▶ [INPUT FOR THIS TASK]
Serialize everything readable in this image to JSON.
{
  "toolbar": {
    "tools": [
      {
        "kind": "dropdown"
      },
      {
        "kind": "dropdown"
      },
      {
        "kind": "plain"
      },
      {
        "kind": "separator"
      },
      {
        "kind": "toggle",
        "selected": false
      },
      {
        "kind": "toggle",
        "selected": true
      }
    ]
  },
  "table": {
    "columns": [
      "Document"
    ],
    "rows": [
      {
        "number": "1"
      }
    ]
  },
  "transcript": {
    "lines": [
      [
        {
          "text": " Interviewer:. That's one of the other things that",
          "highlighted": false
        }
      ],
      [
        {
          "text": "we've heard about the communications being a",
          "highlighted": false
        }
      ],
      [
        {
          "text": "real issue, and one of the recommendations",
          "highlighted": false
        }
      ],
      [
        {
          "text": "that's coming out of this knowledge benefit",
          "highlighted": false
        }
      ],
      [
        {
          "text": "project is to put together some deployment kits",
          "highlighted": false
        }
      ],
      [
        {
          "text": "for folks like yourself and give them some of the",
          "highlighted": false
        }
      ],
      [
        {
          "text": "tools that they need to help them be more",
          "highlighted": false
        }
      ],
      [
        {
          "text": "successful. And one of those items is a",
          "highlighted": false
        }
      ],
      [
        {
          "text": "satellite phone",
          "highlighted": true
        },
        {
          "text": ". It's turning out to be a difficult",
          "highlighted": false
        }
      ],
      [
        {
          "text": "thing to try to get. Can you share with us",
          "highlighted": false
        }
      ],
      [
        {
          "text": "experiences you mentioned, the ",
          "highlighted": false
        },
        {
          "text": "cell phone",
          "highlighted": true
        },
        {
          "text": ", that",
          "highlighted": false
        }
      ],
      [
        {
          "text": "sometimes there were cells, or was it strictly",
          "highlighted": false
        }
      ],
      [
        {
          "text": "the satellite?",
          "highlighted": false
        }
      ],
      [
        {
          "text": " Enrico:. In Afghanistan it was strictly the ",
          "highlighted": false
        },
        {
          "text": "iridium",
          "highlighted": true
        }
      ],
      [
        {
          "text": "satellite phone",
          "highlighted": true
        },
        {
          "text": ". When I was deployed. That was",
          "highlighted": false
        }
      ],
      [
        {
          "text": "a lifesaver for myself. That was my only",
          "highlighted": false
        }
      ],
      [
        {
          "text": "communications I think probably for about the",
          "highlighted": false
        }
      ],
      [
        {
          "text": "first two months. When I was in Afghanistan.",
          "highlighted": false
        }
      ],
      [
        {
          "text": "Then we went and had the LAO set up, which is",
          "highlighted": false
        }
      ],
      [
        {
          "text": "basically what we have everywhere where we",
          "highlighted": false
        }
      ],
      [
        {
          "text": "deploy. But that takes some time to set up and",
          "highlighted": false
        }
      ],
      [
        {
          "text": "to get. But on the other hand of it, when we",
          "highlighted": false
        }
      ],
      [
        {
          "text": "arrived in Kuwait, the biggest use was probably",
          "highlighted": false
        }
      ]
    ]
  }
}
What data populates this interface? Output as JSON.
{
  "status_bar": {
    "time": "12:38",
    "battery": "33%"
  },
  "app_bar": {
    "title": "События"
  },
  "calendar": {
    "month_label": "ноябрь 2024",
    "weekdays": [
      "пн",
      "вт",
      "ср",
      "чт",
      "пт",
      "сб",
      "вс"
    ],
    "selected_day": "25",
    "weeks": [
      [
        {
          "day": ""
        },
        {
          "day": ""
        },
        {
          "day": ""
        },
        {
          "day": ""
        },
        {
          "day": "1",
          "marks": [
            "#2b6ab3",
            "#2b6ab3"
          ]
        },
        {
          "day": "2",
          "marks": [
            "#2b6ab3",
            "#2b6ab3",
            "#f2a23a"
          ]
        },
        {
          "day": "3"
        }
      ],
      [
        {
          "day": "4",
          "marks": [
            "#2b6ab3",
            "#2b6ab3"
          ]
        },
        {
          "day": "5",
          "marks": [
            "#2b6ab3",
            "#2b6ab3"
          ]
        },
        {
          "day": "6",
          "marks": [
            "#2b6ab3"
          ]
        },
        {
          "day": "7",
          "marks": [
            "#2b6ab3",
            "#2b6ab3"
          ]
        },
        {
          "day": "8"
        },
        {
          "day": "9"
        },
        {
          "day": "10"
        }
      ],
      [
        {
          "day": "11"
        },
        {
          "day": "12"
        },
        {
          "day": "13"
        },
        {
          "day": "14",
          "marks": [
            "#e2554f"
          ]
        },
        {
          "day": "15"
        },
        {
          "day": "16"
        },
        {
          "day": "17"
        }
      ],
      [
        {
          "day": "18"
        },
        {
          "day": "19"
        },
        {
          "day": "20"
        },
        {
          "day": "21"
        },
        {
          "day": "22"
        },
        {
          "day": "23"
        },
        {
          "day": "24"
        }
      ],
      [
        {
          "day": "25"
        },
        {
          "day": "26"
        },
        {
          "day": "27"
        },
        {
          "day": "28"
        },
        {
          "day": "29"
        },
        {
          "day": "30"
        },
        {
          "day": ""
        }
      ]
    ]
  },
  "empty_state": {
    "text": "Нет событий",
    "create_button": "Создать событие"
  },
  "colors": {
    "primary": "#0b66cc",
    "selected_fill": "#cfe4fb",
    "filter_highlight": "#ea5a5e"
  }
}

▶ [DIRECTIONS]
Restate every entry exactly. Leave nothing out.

▶ [SOLUTION TO THIS TASK]
Serialize everything readable in this image to JSON.
{
  "toolbar": {
    "tools": [
      {
        "kind": "dropdown"
      },
      {
        "kind": "dropdown"
      },
      {
        "kind": "plain"
      },
      {
        "kind": "separator"
      },
      {
        "kind": "toggle",
        "selected": false
      },
      {
        "kind": "toggle",
        "selected": true
      }
    ]
  },
  "table": {
    "columns": [
      "Document"
    ],
    "rows": [
      {
        "number": "1"
      }
    ]
  },
  "transcript": {
    "lines": [
      [
        {
          "text": " Interviewer:. That's one of the other things that",
          "highlighted": false
        }
      ],
      [
        {
          "text": "we've heard about the communications being a",
          "highlighted": false
        }
      ],
      [
        {
          "text": "real issue, and one of the recommendations",
          "highlighted": false
        }
      ],
      [
        {
          "text": "that's coming out of this knowledge benefit",
          "highlighted": false
        }
      ],
      [
        {
          "text": "project is to put together some deployment kits",
          "highlighted": false
        }
      ],
      [
        {
          "text": "for folks like yourself and give them some of the",
          "highlighted": false
        }
      ],
      [
        {
          "text": "tools that they need to help them be more",
          "highlighted": false
        }
      ],
      [
        {
          "text": "successful. And one of those items is a",
          "highlighted": false
        }
      ],
      [
        {
          "text": "satellite phone",
          "highlighted": true
        },
        {
          "text": ". It's turning out to be a difficult",
          "highlighted": false
        }
      ],
      [
        {
          "text": "thing to try to get. Can you share with us",
          "highlighted": false
        }
      ],
      [
        {
          "text": "experiences you mentioned, the ",
          "highlighted": false
        },
        {
          "text": "cell phone",
          "highlighted": true
        },
        {
          "text": ", that",
          "highlighted": false
        }
      ],
      [
        {
          "text": "sometimes there were cells, or was it strictly",
          "highlighted": false
        }
      ],
      [
        {
          "text": "the satellite?",
          "highlighted": false
        }
      ],
      [
        {
          "text": " Enrico:. In Afghanistan it was strictly the ",
          "highlighted": false
        },
        {
          "text": "iridium",
          "highlighted": true
        }
      ],
      [
        {
          "text": "satellite phone",
          "highlighted": true
        },
        {
          "text": ". When I was deployed. That was",
          "highlighted": false
        }
      ],
      [
        {
          "text": "a lifesaver for myself. That was my only",
          "highlighted": false
        }
      ],
      [
        {
          "text": "communications I think probably for about the",
          "highlighted": false
        }
      ],
      [
        {
          "text": "first two months. When I was in Afghanistan.",
          "highlighted": false
        }
      ],
      [
        {
          "text": "Then we went and had the LAO set up, which is",
          "highlighted": false
        }
      ],
      [
        {
          "text": "basically what we have everywhere where we",
          "highlighted": false
        }
      ],
      [
        {
          "text": "deploy. But that takes some time to set up and",
          "highlighted": false
        }
      ],
      [
        {
          "text": "to get. But on the other hand of it, when we",
          "highlighted": false
        }
      ],
      [
        {
          "text": "arrived in Kuwait, the biggest use was probably",
          "highlighted": false
        }
      ]
    ]
  }
}
What data populates this interface? Output as JSON.
{
  "status_bar": {
    "time": "12:38",
    "battery": "33%"
  },
  "app_bar": {
    "title": "События"
  },
  "calendar": {
    "month_label": "ноябрь 2024",
    "weekdays": [
      "пн",
      "вт",
      "ср",
      "чт",
      "пт",
      "сб",
      "вс"
    ],
    "selected_day": "25",
    "weeks": [
      [
        {
          "day": ""
        },
        {
          "day": ""
        },
        {
          "day": ""
        },
        {
          "day": ""
        },
        {
          "day": "1",
          "marks": [
            "#2b6ab3",
            "#2b6ab3"
          ]
        },
        {
          "day": "2",
          "marks": [
            "#2b6ab3",
            "#2b6ab3",
            "#f2a23a"
          ]
        },
        {
          "day": "3"
        }
      ],
      [
        {
          "day": "4",
          "marks": [
            "#2b6ab3",
            "#2b6ab3"
          ]
        },
        {
          "day": "5",
          "marks": [
            "#2b6ab3",
            "#2b6ab3"
          ]
        },
        {
          "day": "6",
          "marks": [
            "#2b6ab3"
          ]
        },
        {
          "day": "7",
          "marks": [
            "#2b6ab3",
            "#2b6ab3"
          ]
        },
        {
          "day": "8"
        },
        {
          "day": "9"
        },
        {
          "day": "10"
        }
      ],
      [
        {
          "day": "11"
        },
        {
          "day": "12"
        },
        {
          "day": "13"
        },
        {
          "day": "14",
          "marks": [
            "#e2554f"
          ]
        },
        {
          "day": "15"
        },
        {
          "day": "16"
        },
        {
          "day": "17"
        }
      ],
      [
        {
          "day": "18"
        },
        {
          "day": "19"
        },
        {
          "day": "20"
        },
        {
          "day": "21"
        },
        {
          "day": "22"
        },
        {
          "day": "23"
        },
        {
          "day": "24"
        }
      ],
      [
        {
          "day": "25"
        },
        {
          "day": "26"
        },
        {
          "day": "27"
        },
        {
          "day": "28"
        },
        {
          "day": "29"
        },
        {
          "day": "30"
        },
        {
          "day": ""
        }
      ]
    ]
  },
  "empty_state": {
    "text": "Нет событий",
    "create_button": "Создать событие"
  },
  "colors": {
    "primary": "#0b66cc",
    "selected_fill": "#cfe4fb",
    "filter_highlight": "#ea5a5e"
  }
}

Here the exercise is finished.